We aren't college students -- Jesus isn't telling us to break out the coffee, energy drinks and NoDoz so that we can pull an all-nighter. He is instead calling us and inviting us to be aware both of the needs all around us and of the presence of the living God to help us offer support to those in need. It is a call to action today – to wake up -- now instead of tomorrow. Let's not sleep our lives away but instead roll up our sleeves and answer the call to share the hope of God-with-us.

The extraordinary good news of Advent is that God chooses to be with us. God enters into our world desiring a relationship with us. The bad news is that we are often unaware of this miracle. The season of Advent can be a time when we take Jesus' call to "wake up" to heart. We can turn off our computer and tear ourselves away from email so that we can look for God in the people and the places all around us.

Here is a plan for Advent: Be ready, be awake and look for the God who promises to come to us.
Let us pray.
We are reminded by Jesus in today’s gospel that we should always be awake, for we never know when our loving Father will call us to Him. We pray, Lord, that in our busy lives we always remain alert and be prepared to listen to Your voice and carry out Your holy will. We pray to the Lord.                      
Today is the first Sunday of Advent, reminding us that preparation should begin for Christmas. We pray that our preparation be a spiritual one and that our real joy be in celebrating the coming of Christ, our Savior. We pray to the Lord.                    
As we enter into the season of Advent, we look forward in Hope to the birth of our Savior, that he, through his coming, will offer us the means of salvation and life everlasting. We pray to the Lord.                        
Lord Jesus, during Advent, in hope and confidence we pray that you grant us the wisdom, the time, energy and foresight to review how we each live our life – with our family, our friends, our community, our work and most importantly, with our God.  We pray to the Lord.                      
As we enter a new season for our Church, we pray for those who have been disillusioned through scandal, disappointment or indifference, that their relationship with our loving Savior be renewed afresh.
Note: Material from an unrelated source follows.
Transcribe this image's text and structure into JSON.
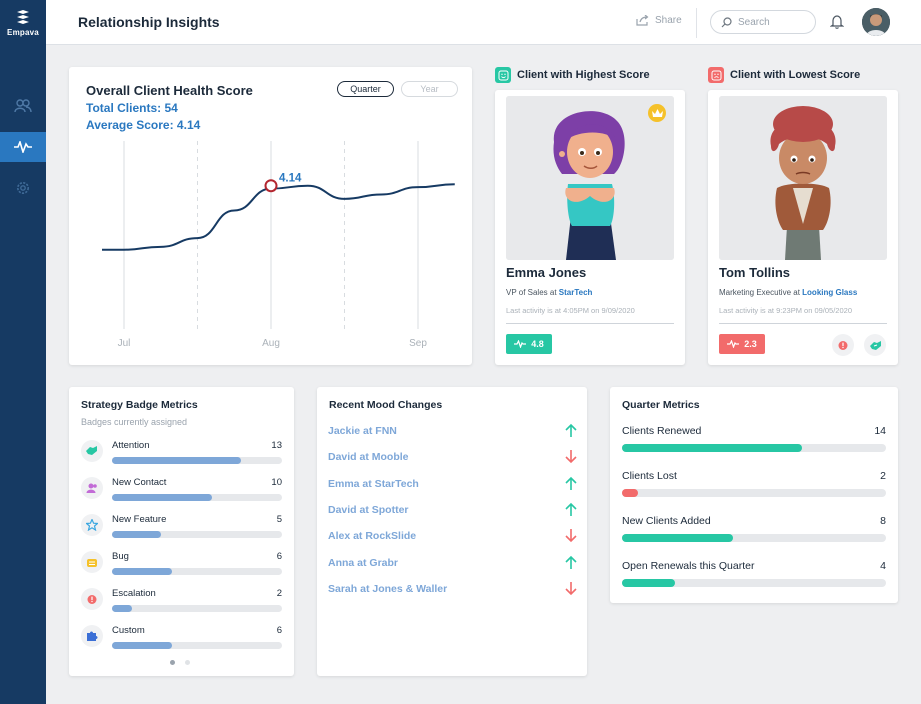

We pray to the Lord.                      
During this Week of Witness, we pray for Christians throughout the world who continue to be attacked, displaced and murdered for their faith. We pray that they be comforted in their daily lives with Christ’s gift of courage, the grace of witness and the promise of salvation. We pray to the Lord.
For the poor and hungry, who often are neglected during the time between Thanksgiving and Christmas, that they may be cared for and provided for throughout the year. We pray to the Lord.

For those on our parish prayer list, that they may find consolation through Christ’s healing presence. We pray to the Lord.                  
We bow our heads and remember in silence our own personal intentions and the intentions of those who have asked for our prayers (pause). We pray to the Lord.
Merciful God, we long for and need the presence of Christ in our lives. We long for a holy visitation but confess that we are too distracted to notice when it arrives. We long for peace but confess that we will not be still long enough to greet it. We long for the joy of new babies and angelic choirs but confess that we are too frantic to stop and look and listen. Forgive us, Lord. Forgive our misplaced priorities that crowd you out of our Advent worship and our lives. Renew in us a desire for you above all else. You call us to prepare, gracious Savior -- to prepare to entertain angels, to be alert to wait and watch, to be awake for the coming of glory, to receive your presence in our lives. Send your Spirit upon us, we pray, that we might be made ready to open our hearts and lives with gladness. Fill us with the joy of anticipation and make our waiting a sweet time of communion with you. We ask all these things, through Christ our Lord. Amen.
God Love You +++
++ The Most Rev. Robert Winzens
Pastor – St. Francis Chapel
San Diego, CA